Since its publication in 1961, Dame Muriel Spark’s best known novel, The Prime of Miss Jean Brodie, has appeared in a variety of incarnations. In 1966 it was adapted for the London stage by Jay Presson Allen and starred Vanessa Redgrave. On Broadway a year later, it starred Zoe Caldwell and her performance won that year’s Tony Award. It came to the big screen in 1969, and Maggie Smith who played Miss Brodie, won the Academy Award for Best Actress. It is a bravura role, a role to kill for.
I don’t know if she had to kill for it, but when in 1978, it was adapted for a seven part television series, it was Geraldine McEwan, perhaps best known now for her stint as Agatha Christie’s Miss Marple, who snagged the part. And if the Scottish TV series has its problems, the one thing it does have is a consummate actress who turns in a performance as truly excellent in its way as those of her esteemed predecessors. When McEwan turns on her mischievous smiling eyes, she is irresistible. Her portrayal of a charismatic self assured aesthete captivating her classroom of junior girls is spot on. She is a joy to watch, and certainly the best thing in the series.
This adaptation as a whole though, now available in a three DVD set from Acorn, is another story altogether. First of all, although it deals with an unorthodox teacher in a Scottish girl’s school, her effects on her students, and their awakening awareness of sexuality, it pays only limited attention to many of the major plot elements of the Spark’s novel.

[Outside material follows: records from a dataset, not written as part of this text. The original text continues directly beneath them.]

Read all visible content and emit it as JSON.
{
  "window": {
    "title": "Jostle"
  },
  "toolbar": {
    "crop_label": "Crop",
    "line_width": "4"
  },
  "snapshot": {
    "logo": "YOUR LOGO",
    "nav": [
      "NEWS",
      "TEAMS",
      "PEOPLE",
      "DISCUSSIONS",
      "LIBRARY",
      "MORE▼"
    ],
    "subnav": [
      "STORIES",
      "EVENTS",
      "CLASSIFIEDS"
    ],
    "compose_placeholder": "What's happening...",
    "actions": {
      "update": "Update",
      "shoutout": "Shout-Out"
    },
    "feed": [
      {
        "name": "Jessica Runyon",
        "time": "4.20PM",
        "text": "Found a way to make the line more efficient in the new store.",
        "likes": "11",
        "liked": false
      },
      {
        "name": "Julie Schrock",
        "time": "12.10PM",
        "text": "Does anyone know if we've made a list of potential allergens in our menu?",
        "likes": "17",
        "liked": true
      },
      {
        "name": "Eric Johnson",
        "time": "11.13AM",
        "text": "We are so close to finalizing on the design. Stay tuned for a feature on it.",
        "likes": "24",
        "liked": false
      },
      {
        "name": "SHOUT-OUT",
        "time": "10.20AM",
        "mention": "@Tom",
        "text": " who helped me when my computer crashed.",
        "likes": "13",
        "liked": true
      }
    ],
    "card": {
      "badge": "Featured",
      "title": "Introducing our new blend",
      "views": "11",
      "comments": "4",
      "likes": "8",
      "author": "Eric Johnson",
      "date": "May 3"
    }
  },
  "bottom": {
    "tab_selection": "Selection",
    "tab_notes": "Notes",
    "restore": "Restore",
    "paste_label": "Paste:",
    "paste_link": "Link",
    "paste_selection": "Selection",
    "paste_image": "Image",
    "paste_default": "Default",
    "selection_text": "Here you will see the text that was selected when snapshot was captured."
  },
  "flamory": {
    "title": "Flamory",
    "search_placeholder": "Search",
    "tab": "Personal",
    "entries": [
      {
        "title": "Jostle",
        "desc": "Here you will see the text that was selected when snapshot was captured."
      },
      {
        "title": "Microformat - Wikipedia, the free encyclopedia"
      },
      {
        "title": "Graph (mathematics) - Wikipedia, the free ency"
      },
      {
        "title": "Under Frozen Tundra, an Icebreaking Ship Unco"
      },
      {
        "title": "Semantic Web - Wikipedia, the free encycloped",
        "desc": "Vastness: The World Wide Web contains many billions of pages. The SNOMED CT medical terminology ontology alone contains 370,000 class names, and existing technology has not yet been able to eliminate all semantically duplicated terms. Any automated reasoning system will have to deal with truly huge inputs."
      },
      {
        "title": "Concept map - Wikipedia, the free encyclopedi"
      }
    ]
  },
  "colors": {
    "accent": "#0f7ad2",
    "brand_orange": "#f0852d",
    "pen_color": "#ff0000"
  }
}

Miss Brodie’s relations with the school’s male art and music teachers are completely watered down. The music teacher is played as an older man who is little more than a friendly fellow enthusiast. Her affair with the art teacher is limited to some flirtation and a kiss. All the sexual tensions of the earlier versions are unfortunately absent.
Among Miss Brodie’s flaws is her attachment to Italian Fascism and her support for Mussolini. The TV version makes her opinions clear and adds a confrontation with the father of one of her girls, an Italian seeking asylum in Great Britain, but there is no resolution. One day the Fascist poster and the photo of El Duce she has hung in the back of her class disappear from the wall and the subject is never broached again. Indeed, most all of the woman’s passionate pig headed devotion to Fascism and its effects on her girls that are so central to the other versions, are omitted. It is as though this Jean Brodie may have a minor flaw in her politics, buy she isn’t necessarily a bad influence on her students. In fact, by the end, her effect on several of her favorites is a positive one. The other large problem with the series is its ending — the seventh and last episode has no feeling of finality. Even if you are not acquainted with the book and know there is more to come, you are left unsatisfied.
What the series does well is present pre-teen innocence as Miss Brodie’s young pupils begin to become aware of sexuality. From their conversations on the nature of virginity to their ignorance about menstruation, the film depicts an age of romantic innocence perhaps long gone. Moreover, the young actresses do a fine job in conveying that naiveté.
The only bonus material in the Acorn set is a two minute section on the series from a newscast that features some commentary from Dame Muriel about the real life model for Miss Brodie and the school in which she taught.